→ **Assigned task**:
Wherever the string "handle" appears in the entries below, return the line that holds it.

(Saved data entries)
§ §

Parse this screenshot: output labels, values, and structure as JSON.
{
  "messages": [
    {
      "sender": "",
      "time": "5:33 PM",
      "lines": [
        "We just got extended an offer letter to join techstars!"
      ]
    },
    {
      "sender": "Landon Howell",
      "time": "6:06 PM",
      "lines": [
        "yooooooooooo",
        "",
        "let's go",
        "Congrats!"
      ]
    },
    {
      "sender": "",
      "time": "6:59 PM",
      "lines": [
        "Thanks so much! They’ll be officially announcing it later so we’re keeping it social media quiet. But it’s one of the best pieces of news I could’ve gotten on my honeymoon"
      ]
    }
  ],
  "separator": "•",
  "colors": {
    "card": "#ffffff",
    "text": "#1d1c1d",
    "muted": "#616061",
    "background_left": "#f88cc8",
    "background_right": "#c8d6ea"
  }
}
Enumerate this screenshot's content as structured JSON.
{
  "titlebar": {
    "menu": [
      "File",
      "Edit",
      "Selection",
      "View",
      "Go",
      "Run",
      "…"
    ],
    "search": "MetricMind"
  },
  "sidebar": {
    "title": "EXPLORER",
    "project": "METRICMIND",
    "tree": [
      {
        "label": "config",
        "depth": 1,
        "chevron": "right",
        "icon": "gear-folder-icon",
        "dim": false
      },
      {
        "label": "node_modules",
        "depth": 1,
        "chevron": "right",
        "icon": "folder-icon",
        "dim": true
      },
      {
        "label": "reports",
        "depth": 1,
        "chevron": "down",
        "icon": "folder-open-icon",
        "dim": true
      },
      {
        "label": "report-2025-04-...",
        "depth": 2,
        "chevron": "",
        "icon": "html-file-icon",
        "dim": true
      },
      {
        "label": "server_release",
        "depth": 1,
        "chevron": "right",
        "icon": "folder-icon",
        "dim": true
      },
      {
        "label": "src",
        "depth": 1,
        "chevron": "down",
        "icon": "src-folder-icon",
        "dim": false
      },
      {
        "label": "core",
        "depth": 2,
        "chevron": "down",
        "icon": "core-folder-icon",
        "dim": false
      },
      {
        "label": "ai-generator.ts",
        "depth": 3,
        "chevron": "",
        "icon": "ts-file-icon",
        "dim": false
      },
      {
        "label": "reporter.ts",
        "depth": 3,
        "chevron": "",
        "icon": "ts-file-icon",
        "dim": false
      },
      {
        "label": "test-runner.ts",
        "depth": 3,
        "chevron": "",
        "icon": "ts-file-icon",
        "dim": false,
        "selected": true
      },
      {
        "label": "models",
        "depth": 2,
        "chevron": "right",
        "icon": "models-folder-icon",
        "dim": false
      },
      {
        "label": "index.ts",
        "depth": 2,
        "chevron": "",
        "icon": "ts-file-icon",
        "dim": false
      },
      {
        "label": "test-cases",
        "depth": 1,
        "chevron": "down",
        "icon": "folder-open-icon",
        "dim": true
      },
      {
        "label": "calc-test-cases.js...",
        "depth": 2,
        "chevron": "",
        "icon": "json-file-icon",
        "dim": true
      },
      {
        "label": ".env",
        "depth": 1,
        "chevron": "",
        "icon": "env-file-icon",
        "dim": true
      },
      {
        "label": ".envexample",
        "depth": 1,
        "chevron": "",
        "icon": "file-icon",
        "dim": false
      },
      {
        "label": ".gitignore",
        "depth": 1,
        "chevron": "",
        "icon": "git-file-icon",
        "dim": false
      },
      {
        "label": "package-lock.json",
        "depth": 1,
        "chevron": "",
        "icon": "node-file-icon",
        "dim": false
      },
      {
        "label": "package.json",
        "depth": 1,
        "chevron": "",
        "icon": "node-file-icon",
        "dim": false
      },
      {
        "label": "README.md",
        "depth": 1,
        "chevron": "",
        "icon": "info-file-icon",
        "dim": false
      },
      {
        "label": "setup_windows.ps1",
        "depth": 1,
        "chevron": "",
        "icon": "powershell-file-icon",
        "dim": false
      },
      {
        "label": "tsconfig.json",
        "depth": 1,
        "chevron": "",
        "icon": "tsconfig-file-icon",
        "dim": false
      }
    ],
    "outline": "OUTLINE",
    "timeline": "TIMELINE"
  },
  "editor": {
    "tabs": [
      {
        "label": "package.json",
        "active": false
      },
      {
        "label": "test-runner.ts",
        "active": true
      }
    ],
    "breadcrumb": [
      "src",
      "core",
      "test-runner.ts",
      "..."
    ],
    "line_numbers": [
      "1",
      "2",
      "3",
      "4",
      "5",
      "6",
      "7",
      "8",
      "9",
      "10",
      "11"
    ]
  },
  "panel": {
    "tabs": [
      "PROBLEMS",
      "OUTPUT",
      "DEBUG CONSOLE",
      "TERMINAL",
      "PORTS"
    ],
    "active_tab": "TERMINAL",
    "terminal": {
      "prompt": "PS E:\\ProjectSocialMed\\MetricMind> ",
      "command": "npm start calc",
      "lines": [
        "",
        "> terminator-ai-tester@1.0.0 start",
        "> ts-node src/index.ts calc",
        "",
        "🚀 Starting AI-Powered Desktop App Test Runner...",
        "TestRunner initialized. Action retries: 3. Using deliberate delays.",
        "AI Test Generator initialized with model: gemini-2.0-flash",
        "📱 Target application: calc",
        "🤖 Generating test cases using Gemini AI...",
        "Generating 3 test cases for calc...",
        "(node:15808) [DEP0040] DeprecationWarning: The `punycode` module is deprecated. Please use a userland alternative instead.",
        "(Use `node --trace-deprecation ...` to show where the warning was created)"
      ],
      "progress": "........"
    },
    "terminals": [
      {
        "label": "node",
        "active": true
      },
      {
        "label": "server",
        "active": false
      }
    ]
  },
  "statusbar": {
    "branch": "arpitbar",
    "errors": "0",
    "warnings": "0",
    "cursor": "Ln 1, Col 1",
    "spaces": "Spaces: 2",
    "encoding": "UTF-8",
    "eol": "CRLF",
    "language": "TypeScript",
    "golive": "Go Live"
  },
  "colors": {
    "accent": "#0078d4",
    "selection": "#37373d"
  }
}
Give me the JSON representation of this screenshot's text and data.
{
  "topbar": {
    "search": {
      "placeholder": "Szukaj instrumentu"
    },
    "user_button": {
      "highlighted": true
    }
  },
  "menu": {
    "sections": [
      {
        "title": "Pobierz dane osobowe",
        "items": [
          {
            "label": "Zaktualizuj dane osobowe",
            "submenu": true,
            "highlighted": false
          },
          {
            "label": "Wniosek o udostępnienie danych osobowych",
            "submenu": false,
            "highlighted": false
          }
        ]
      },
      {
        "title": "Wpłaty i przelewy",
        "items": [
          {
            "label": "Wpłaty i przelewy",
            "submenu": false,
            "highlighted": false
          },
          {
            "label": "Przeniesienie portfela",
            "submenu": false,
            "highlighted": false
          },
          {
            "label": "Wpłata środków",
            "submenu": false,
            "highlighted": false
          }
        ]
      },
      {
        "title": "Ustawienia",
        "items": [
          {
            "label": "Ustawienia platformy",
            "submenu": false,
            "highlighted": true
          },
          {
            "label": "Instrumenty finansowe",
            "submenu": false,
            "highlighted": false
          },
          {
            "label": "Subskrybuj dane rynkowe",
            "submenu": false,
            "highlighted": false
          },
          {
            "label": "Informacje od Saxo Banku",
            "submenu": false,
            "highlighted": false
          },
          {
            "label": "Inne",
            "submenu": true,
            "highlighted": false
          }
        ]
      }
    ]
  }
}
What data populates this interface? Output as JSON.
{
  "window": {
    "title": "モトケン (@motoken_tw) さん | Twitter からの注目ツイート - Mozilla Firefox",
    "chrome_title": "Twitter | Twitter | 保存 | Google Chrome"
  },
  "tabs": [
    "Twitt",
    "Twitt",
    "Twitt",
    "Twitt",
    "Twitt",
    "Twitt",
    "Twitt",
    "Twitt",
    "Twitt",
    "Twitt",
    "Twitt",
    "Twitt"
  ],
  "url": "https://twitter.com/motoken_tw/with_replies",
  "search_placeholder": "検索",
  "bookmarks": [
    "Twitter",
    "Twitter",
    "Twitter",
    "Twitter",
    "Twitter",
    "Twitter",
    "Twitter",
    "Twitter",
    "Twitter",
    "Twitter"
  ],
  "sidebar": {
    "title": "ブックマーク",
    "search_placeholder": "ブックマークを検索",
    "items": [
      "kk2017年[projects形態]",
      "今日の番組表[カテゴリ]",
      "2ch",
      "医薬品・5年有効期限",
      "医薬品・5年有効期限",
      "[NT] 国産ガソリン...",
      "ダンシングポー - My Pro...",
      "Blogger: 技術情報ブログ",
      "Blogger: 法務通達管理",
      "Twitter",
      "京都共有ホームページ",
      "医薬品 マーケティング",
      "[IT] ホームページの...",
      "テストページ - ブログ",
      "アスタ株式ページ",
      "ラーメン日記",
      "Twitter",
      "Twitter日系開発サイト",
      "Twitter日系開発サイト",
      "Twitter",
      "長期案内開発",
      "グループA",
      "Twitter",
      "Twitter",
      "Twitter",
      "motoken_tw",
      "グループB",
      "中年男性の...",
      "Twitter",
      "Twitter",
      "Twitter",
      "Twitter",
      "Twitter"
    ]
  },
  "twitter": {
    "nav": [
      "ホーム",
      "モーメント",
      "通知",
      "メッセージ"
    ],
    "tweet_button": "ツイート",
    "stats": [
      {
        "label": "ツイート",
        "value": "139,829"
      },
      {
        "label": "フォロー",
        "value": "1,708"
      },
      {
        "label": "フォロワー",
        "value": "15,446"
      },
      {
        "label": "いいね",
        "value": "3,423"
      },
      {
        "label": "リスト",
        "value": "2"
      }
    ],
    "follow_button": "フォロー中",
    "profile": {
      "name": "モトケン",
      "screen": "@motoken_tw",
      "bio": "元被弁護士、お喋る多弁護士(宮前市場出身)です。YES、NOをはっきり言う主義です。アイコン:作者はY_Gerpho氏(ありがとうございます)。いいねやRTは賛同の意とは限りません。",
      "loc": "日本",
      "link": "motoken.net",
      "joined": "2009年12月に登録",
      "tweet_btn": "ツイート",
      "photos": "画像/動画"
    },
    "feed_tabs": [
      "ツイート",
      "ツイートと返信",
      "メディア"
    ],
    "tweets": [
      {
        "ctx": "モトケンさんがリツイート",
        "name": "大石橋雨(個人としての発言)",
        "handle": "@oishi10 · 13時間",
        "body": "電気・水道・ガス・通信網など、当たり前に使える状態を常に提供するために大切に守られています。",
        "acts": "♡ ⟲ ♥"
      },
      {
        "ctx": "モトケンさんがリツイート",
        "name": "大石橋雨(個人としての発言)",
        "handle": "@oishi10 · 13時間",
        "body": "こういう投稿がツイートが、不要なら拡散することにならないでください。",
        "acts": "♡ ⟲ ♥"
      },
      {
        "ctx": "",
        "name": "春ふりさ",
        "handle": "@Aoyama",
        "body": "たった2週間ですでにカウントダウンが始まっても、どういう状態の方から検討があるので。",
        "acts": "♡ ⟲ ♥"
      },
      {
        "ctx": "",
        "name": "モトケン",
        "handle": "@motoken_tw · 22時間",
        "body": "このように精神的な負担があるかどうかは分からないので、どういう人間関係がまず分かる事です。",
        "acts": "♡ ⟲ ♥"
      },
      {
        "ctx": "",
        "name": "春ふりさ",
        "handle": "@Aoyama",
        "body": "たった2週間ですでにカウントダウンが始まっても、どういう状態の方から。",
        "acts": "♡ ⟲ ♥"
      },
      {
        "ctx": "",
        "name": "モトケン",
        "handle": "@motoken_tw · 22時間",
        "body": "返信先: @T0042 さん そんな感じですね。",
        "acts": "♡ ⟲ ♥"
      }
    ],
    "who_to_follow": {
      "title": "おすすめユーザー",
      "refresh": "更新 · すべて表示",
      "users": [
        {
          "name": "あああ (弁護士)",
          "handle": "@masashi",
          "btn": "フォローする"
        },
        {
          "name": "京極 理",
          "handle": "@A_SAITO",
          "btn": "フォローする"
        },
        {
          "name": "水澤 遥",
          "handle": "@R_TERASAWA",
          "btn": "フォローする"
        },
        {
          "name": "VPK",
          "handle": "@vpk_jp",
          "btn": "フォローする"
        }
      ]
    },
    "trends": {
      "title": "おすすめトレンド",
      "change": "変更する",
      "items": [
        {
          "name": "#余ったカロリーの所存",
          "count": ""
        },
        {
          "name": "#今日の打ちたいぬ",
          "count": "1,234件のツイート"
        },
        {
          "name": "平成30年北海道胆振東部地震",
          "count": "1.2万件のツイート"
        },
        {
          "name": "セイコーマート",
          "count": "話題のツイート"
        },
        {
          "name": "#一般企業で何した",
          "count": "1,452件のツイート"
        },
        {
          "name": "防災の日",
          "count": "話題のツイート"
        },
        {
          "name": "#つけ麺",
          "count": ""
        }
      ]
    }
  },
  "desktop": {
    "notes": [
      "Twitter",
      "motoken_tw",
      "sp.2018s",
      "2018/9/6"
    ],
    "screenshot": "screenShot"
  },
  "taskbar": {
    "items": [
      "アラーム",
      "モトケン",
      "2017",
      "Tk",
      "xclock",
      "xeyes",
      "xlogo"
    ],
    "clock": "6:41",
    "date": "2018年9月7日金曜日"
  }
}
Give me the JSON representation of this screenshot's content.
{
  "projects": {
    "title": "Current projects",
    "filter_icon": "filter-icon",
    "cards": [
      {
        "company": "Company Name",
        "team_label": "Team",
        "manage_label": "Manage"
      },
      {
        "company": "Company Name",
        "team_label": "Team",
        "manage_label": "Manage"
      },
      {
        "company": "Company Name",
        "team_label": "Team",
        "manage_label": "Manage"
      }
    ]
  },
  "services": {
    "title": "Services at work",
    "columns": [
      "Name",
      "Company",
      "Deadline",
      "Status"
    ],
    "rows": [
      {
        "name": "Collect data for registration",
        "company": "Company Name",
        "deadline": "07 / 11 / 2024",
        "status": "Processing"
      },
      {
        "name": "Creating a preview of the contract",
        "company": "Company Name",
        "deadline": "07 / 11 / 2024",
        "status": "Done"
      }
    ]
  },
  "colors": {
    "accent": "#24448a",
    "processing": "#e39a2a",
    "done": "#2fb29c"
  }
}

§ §

→ **Response to this task**:
        "handle": "@oishi10 · 13時間",
        "handle": "@oishi10 · 13時間",
        "handle": "@Aoyama",
        "handle": "@motoken_tw · 22時間",
        "handle": "@Aoyama",
        "handle": "@motoken_tw · 22時間",
          "handle": "@masashi",
          "handle": "@A_SAITO",
          "handle": "@R_TERASAWA",
          "handle": "@vpk_jp",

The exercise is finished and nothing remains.